It is often a matter of the attorney’s preference that determines whether or not his client would be better off or worse off in a jury trial or a one where the judge is the ‘trier of facts’. However, in the case of an adolescent tried for murder, it may be detrimental for the defendant to forgo his right of a trial by jury.
One of the aspects of this case that might be indicative of a more lenient outcome from a trial by jury is the defendant’s age. While subjecting his fate to the decision of only one individual in the case of a trial where the judge ultimately determines his sentence, relinquishing one’s fate instead to a jury of twelve of the defendant’s peers would likely have garnered a far less severe sentence. Not only is it likely that the jury might have taken pity on a seventeen-year-old Richard, but it is also equally unlikely that all twelve jurors would have unanimously arrived at the decision to impose such a lengthy prison sentence for a misguided, albeit disturbed, minor.
Furthermore, in a trial by jury, both prosecutors and criminal defense attorneys have the right to objectively shape the composition of the jury. Within reason, attorneys on either side of the argument have the “right to a peremptory challenge—to reject a potential juror without stating a reason,” (Linton, 2013). Of course, such requests may never be the result of biases towards or against a specific race or gender, but they serve their purpose nonetheless. As such, it is reasonable to assert that a competent and ethical attorney would use this legal ploy to the advantage of his client, at least within the boundaries of the law. However, with this in mind, it is important to note that any perceived benefit from the selection process of this type of trial is contingent in large part on the argumentative skill of the attorney.
It is indeed the responsibility of the attorney to not only argue in the defense of his client but also that he structure his argument in lieu of the characteristics of the jury. Of paramount importance to success is that an attorney “preparing for trial…look beyond the four corners of the agreement by contemplating how jurors will see the case from a more global perspective of fairness” (McCabe, 2013). A related concept here, further explicated in McCabe’s 2013 article, applies to the strategy with which attorneys combat situations that are, for lack of a better term, a matter of being unlucky in the courtroom, as in the following example:
“For instance, a judge may instruct jurors that the defendant is not legally obligated to disclose certain information to the customer. However, jurors may perceive this information to be useful to the plaintiff and the failure to disclose it as a violation of “fair play”. In this case, the violation is one of distributive justice in that the defendant presumably gained from the non-disclosure. It is then possible that this perception will influence the jurors’ decision calculation, despite the admonition” and ultimately lead to a wrongful conviction (p. 8).

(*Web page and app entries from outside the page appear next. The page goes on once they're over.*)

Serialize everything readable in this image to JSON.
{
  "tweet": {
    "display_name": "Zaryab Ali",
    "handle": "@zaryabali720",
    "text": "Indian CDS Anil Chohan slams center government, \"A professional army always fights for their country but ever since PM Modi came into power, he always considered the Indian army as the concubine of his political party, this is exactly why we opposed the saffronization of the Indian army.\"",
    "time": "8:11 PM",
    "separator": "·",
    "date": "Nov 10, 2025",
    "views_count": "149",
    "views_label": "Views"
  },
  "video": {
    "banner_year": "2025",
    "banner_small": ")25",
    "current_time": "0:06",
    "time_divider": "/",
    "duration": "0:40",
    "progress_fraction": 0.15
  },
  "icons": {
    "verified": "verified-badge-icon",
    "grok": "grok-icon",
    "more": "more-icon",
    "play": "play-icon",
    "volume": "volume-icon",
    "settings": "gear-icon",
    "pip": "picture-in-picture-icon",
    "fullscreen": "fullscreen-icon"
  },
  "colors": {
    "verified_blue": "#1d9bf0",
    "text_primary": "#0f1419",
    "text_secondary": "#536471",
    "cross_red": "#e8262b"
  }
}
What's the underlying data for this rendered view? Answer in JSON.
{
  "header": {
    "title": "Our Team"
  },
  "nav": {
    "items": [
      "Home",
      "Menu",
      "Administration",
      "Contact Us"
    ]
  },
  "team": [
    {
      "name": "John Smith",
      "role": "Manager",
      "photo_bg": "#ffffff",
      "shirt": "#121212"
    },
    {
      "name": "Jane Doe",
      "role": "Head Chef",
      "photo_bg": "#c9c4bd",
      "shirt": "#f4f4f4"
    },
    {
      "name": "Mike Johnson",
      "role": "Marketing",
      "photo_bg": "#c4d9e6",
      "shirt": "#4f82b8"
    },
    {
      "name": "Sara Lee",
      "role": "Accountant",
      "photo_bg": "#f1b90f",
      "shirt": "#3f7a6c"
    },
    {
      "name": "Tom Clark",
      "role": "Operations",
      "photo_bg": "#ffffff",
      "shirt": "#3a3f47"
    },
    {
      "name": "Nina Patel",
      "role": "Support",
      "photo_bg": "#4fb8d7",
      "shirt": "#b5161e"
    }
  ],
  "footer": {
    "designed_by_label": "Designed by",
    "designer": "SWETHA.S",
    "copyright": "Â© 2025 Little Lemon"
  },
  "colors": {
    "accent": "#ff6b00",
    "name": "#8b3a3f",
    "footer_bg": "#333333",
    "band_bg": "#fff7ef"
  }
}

Such situations are not at all uncommon in courtrooms today, and in fact, it is much more likely than not that attorneys from both sides will find themselves in predicaments much like this. However, considering such situations as opportunistic rather than detrimental, Richard’s lawyer could certainly have constructed an argument to not only convince the jury of imposing a lesser sentence, but one to potentially acquit him entirely.
One cannot say with certainty whether a jury might have been the best option for a young Richard, but there are certainly elements of the trial-by-jury process that suggest a lesser sentence was reasonably ascertainable. Given the jury’s perception of the defendant’s situation and the specifics of the crime, as well as some of the advantages granted attorneys during the selection process, it seems probable that a jury would have been the ideal ‘trier of fact’ for this case.
Linton, C. (2013). We the jury. Newsweek Global, 161(22), 1.
McCabe, J. G. (2013). Who's the fairest of them all?. Of Counsel, 32(1), 5-9.